From September 1992 until March 1993 the EMS experienced a severe crisis. Some of the members of the EMS were experiencing rising inflation which they were unable to reduce. Currency speculators targeted the over-valued currencies. Fears that voters would reject the Maastricht Treaty on a monetary union, proposed in 1991, contributed to the speculative currency attacks. In June 1992 the Treaty was rejected by 50.7 per cent of Danish voters in a referendum. A similar referendum was held in France, which narrowly endorsed the Maastricht Treaty in September 1992, with 51 per cent of voters supporting it. But massive speculative pressure in the lead-up to the French referendum contributed to the worst crisis in the history of the EMS, which led to the forced ejection of the pound sterling and Italian lira from the ERM, the devaluation of Spain’s peseta, and threats of forced devaluation of other currencies. The fluctuation margin of the EMS was widened to an enormous plus or minus 15 per cent in 1993 in a bid to stop other currencies, particularly the franc, from having to exit. Italy later rejoined the ERM in 1996.

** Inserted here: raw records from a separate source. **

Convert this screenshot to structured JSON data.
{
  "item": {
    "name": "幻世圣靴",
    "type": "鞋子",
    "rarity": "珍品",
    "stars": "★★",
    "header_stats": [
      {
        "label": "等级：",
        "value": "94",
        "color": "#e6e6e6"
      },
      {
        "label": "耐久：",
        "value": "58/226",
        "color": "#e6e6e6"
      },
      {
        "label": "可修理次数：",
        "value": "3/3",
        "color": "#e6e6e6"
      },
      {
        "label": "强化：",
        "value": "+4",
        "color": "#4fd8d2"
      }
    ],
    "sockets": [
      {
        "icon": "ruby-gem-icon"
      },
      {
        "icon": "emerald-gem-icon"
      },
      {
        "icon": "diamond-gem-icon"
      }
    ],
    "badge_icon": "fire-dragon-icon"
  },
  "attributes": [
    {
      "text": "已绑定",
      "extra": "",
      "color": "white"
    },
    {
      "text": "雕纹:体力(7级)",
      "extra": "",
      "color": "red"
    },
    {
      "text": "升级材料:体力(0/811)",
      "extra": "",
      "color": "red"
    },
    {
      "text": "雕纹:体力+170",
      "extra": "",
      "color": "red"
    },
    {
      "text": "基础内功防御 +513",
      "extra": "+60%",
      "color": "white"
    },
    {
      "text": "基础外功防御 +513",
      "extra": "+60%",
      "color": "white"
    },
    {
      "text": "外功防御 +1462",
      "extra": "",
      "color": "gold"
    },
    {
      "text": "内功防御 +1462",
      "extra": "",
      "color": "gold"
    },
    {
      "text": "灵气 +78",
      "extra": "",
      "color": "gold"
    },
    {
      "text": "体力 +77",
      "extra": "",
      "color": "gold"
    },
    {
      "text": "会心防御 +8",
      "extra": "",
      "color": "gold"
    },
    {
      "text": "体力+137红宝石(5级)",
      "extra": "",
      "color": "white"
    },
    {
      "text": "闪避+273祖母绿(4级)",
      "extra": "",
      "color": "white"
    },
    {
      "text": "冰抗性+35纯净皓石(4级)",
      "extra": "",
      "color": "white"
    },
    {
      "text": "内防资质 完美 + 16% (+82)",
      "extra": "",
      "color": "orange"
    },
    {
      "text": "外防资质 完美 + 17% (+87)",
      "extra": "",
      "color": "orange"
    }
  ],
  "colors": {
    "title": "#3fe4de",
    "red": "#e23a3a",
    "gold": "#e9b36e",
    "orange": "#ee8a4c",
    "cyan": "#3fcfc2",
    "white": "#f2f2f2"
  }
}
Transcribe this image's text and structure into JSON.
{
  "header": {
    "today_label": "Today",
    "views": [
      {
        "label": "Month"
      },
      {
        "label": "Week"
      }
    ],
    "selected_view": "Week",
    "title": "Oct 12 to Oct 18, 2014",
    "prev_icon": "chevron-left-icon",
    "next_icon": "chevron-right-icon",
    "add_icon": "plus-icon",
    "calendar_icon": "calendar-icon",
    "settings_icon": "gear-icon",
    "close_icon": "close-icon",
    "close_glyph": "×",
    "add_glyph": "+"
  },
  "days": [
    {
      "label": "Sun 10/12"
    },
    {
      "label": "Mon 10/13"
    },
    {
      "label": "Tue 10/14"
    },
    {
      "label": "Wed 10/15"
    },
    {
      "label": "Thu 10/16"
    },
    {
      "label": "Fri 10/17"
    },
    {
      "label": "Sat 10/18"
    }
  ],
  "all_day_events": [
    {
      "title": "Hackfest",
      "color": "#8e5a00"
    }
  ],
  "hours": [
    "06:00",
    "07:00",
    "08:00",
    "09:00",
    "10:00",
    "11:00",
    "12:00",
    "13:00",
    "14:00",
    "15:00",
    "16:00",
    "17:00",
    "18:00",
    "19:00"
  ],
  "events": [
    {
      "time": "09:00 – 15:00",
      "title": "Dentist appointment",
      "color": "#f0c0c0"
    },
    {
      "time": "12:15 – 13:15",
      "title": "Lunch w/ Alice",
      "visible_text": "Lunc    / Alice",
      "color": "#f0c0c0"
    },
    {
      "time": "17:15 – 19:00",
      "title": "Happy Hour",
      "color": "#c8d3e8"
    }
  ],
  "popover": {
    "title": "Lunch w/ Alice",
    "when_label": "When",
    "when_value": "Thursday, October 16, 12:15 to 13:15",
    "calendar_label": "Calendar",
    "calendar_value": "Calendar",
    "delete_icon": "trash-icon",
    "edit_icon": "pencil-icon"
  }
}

The final phase of the EMS lasted from 1993 until 1999 when the Eurozone was launched by its original 11 member states – Austria, Belgium, Finland, France, Germany, Greece, Ireland, Italy, Luxembourg, the Netherlands, Portugal and Spain. Greece joined the Eurozone in 2001, Slovenia in 2007, Cyprus and Malta in 2008, Slovakia in 2009, Estonia in 2011, Latvia in 2014, and finally Lithuania in 2015. An ERM II is in place, supposedly to draw non-Eurozone members of the EU into an alignment of exchange rates, but only the Danish Krona is a member currently. The single market was completed in 1993, allowing the free movement of capital, labour, goods and services, becoming formalised in 1994 by the European Economic Area (EEA) agreement.